In developing a parcel for a primary retail tenant, opportunities may be present to initiate the development of a pad or outparcel. This article discusses threshold issues that a developer should consider in the initial development of a parcel.

The developer must obviously determine at the outset whether the parcel involved would lend itself to the development of a pad or an outparcel. Among the factors to be considered would be the sufficiency of parking, access, drainage, and utilities and, most importantly, the compatibility of the potential outparcel development to the primary tenant. The primary tenant will be concerned with the nature of the use of the pad and its impact on parking and visibility. A developer would not be well served to protect the potential for an outparcel development at the cost of negatively affecting the marketability of the larger parcel itself.

Assuming that the parcel satisfies the initial threshold considerations, the developer should anticipate when negotiating the lease transaction with the primary tenant, the subsequent pad or outparcel development. The issues would include, in addition to parking ratios, permitted uses and no-build areas, common area maintenance, payment of real estate taxes, and cross-easements such as for parking, drainage, and utilities. If an outparcel or pad development is likely, the developer might even want to record a declaration (approved by the primary tenant) that creates cross-easements and implements the items referenced above.

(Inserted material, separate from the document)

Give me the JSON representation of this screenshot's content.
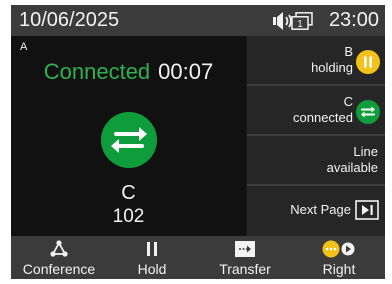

A further consideration would be to anticipate the possibility that the larger parcel could itself be subdivided into two legal lots or, in lieu of a formal subdivision, developed by utilizing an alternative structure such as a retail condominium or, less likely, a sandwich ground lease layer in which the property owner enters into a ground lease with an affiliate for the separate portions of the larger parcel. These issues need to be addressed and anticipated in the initial lease document that is negotiated with the primary tenant. Failure to do so will complicate the potential outparcel development.